The automated control cab at the upgraded Redmond Sawmill

After injecting more than $4.5 million in the Redmond Sawmill in Western Australia, managing director Corey Matters has increased his staff numbers from seven to 20. The investment has seen Redmond Sawmill, near Albany, receive a complete upgrade to predominately automated machines, including a large kiln, and has more than doubled their timber processing capacity. Source: Timberbiz

The sawmill was originally established in 1997 by the Gatti family before Mr Matters purchased the business in 2015 and saw great potential for expansion.

“I could see an opportunity within the market and decided to invest in the infrastructure, so we could capitalise on that opportunity and attract skilled labour,” Mr Matters said.

The significant investment has also allowed them access to new markets, by supplying products such as timber battens.

Timber processed at the recently upgraded Redmond Sawmill, near Albany.

Mr Matters has enlisted the help of industry veteran Rob Hossen as operations manager, who is helping guide the growth of the mill.

“This level of investment is great for the local community,” Mr Hossen said.

“Corey had a vision and he’s bought it to life. The mill is now far more efficient but we’re employing more people.”

The mill processes mainly Jarrah and Karri, sourced from sustainably managed forests around the South West and Great Southern regions.

The timber is processed specifically for the needs of the infrastructure market (wharfs, jetties, rail), structural market (timber battens, fence posts, garden sleepers), flooring, decking and furniture and joinery.

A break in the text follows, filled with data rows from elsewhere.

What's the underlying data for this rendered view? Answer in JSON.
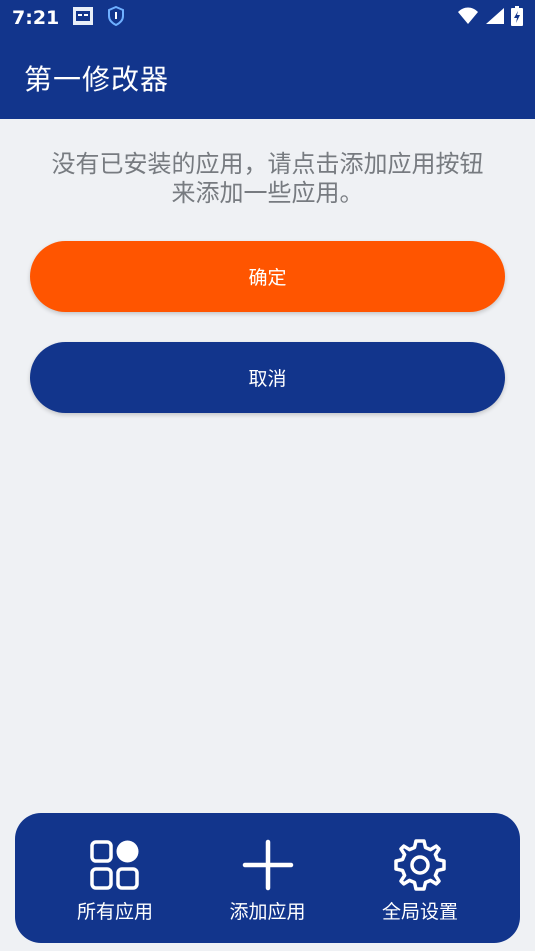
{
  "status_bar": {
    "time": "7:21",
    "icons_left": [
      "notification-app-icon",
      "shield-app-icon"
    ],
    "icons_right": [
      "wifi-icon",
      "signal-icon",
      "battery-charging-icon"
    ]
  },
  "app_bar": {
    "title": "第一修改器"
  },
  "main": {
    "empty_message_line1": "没有已安装的应用，请点击添加应用按钮",
    "empty_message_line2": "来添加一些应用。",
    "confirm_label": "确定",
    "cancel_label": "取消"
  },
  "bottom_nav": {
    "items": [
      {
        "label": "所有应用",
        "icon": "apps-grid-icon"
      },
      {
        "label": "添加应用",
        "icon": "plus-icon"
      },
      {
        "label": "全局设置",
        "icon": "gear-icon"
      }
    ]
  },
  "colors": {
    "primary": "#12358c",
    "accent": "#ff5500",
    "background": "#eff1f4",
    "muted_text": "#777b80"
  }
}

Products are sold both locally, interstate and exported, and sales have doubled since the upgrade despite the fact they are currently operating at 70% capacity.

There is also minimal waste, with solid market demand for by-products such as firewood, sawdust and woodchips.

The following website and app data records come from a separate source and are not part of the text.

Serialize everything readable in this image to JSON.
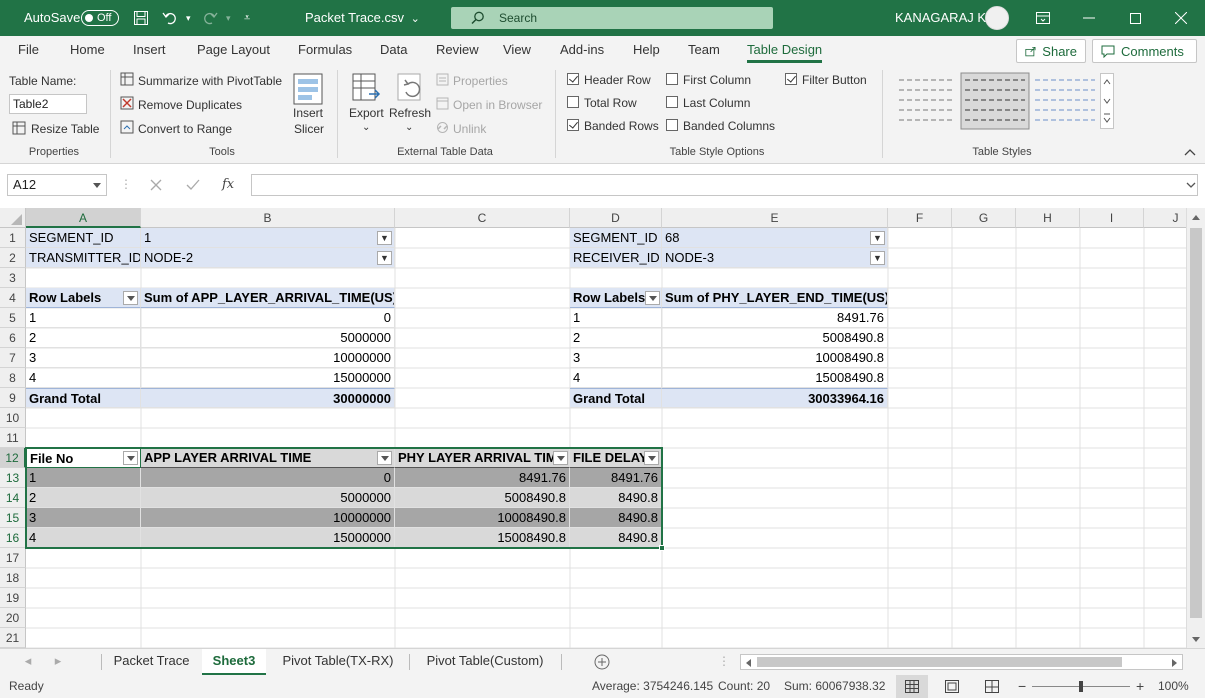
{
  "titlebar": {
    "autosave_label": "AutoSave",
    "autosave_state": "Off",
    "filename": "Packet Trace.csv",
    "filename_chevron": "⌄",
    "search_placeholder": "Search",
    "user": "KANAGARAJ K"
  },
  "ribbon_tabs": [
    "File",
    "Home",
    "Insert",
    "Page Layout",
    "Formulas",
    "Data",
    "Review",
    "View",
    "Add-ins",
    "Help",
    "Team",
    "Table Design"
  ],
  "ribbon_actions": {
    "share": "Share",
    "comments": "Comments"
  },
  "ribbon": {
    "properties": {
      "table_name_label": "Table Name:",
      "table_name_value": "Table2",
      "resize": "Resize Table",
      "group": "Properties"
    },
    "tools": {
      "pivot": "Summarize with PivotTable",
      "remove_dup": "Remove Duplicates",
      "convert": "Convert to Range",
      "insert1": "Insert",
      "insert2": "Slicer",
      "group": "Tools"
    },
    "external": {
      "export": "Export",
      "refresh": "Refresh",
      "properties": "Properties",
      "open_browser": "Open in Browser",
      "unlink": "Unlink",
      "group": "External Table Data"
    },
    "style_options": {
      "items": [
        {
          "label": "Header Row",
          "checked": true
        },
        {
          "label": "Total Row",
          "checked": false
        },
        {
          "label": "Banded Rows",
          "checked": true
        },
        {
          "label": "First Column",
          "checked": false
        },
        {
          "label": "Last Column",
          "checked": false
        },
        {
          "label": "Banded Columns",
          "checked": false
        },
        {
          "label": "Filter Button",
          "checked": true
        }
      ],
      "group": "Table Style Options"
    },
    "styles": {
      "group": "Table Styles"
    }
  },
  "formula_bar": {
    "name_box": "A12",
    "formula": ""
  },
  "columns": [
    "A",
    "B",
    "C",
    "D",
    "E",
    "F",
    "G",
    "H",
    "I",
    "J"
  ],
  "rows": [
    "1",
    "2",
    "3",
    "4",
    "5",
    "6",
    "7",
    "8",
    "9",
    "10",
    "11",
    "12",
    "13",
    "14",
    "15",
    "16",
    "17",
    "18",
    "19",
    "20",
    "21"
  ],
  "pivot_left": {
    "filters": [
      {
        "label": "SEGMENT_ID",
        "value": "1"
      },
      {
        "label": "TRANSMITTER_ID",
        "value": "NODE-2"
      }
    ],
    "header": {
      "row_labels": "Row Labels",
      "value_header": "Sum of APP_LAYER_ARRIVAL_TIME(US)"
    },
    "rows": [
      {
        "label": "1",
        "value": "0"
      },
      {
        "label": "2",
        "value": "5000000"
      },
      {
        "label": "3",
        "value": "10000000"
      },
      {
        "label": "4",
        "value": "15000000"
      }
    ],
    "grand_total": {
      "label": "Grand Total",
      "value": "30000000"
    }
  },
  "pivot_right": {
    "filters": [
      {
        "label": "SEGMENT_ID",
        "value": "68"
      },
      {
        "label": "RECEIVER_ID",
        "value": "NODE-3"
      }
    ],
    "header": {
      "row_labels": "Row Labels",
      "value_header": "Sum of PHY_LAYER_END_TIME(US)"
    },
    "rows": [
      {
        "label": "1",
        "value": "8491.76"
      },
      {
        "label": "2",
        "value": "5008490.8"
      },
      {
        "label": "3",
        "value": "10008490.8"
      },
      {
        "label": "4",
        "value": "15008490.8"
      }
    ],
    "grand_total": {
      "label": "Grand Total",
      "value": "30033964.16"
    }
  },
  "table": {
    "headers": [
      "File No",
      "APP LAYER ARRIVAL TIME",
      "PHY LAYER ARRIVAL TIME",
      "FILE DELAY"
    ],
    "rows": [
      [
        "1",
        "0",
        "8491.76",
        "8491.76"
      ],
      [
        "2",
        "5000000",
        "5008490.8",
        "8490.8"
      ],
      [
        "3",
        "10000000",
        "10008490.8",
        "8490.8"
      ],
      [
        "4",
        "15000000",
        "15008490.8",
        "8490.8"
      ]
    ]
  },
  "sheets": [
    {
      "name": "Packet Trace",
      "active": false
    },
    {
      "name": "Sheet3",
      "active": true
    },
    {
      "name": "Pivot Table(TX-RX)",
      "active": false
    },
    {
      "name": "Pivot Table(Custom)",
      "active": false
    }
  ],
  "status": {
    "ready": "Ready",
    "average": "Average: 3754246.145",
    "count": "Count: 20",
    "sum": "Sum: 60067938.32",
    "zoom": "100%"
  },
  "colors": {
    "accent": "#217346",
    "pivot_band": "#dde5f4",
    "table_band_dark": "#a6a6a6",
    "table_band_light": "#d9d9d9"
  }
}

Mr Matters said even at full operating capacity demand would outstrip the supply, but that was a healthy scenario for the business.

“This is a profitable business and an industry worth investing in, as long as we can secure our resources going forward, then it will continue that way,” he said.

Looking to the future, Mr Matters said there was potential for further expansion in value-adding, which would result in more local jobs.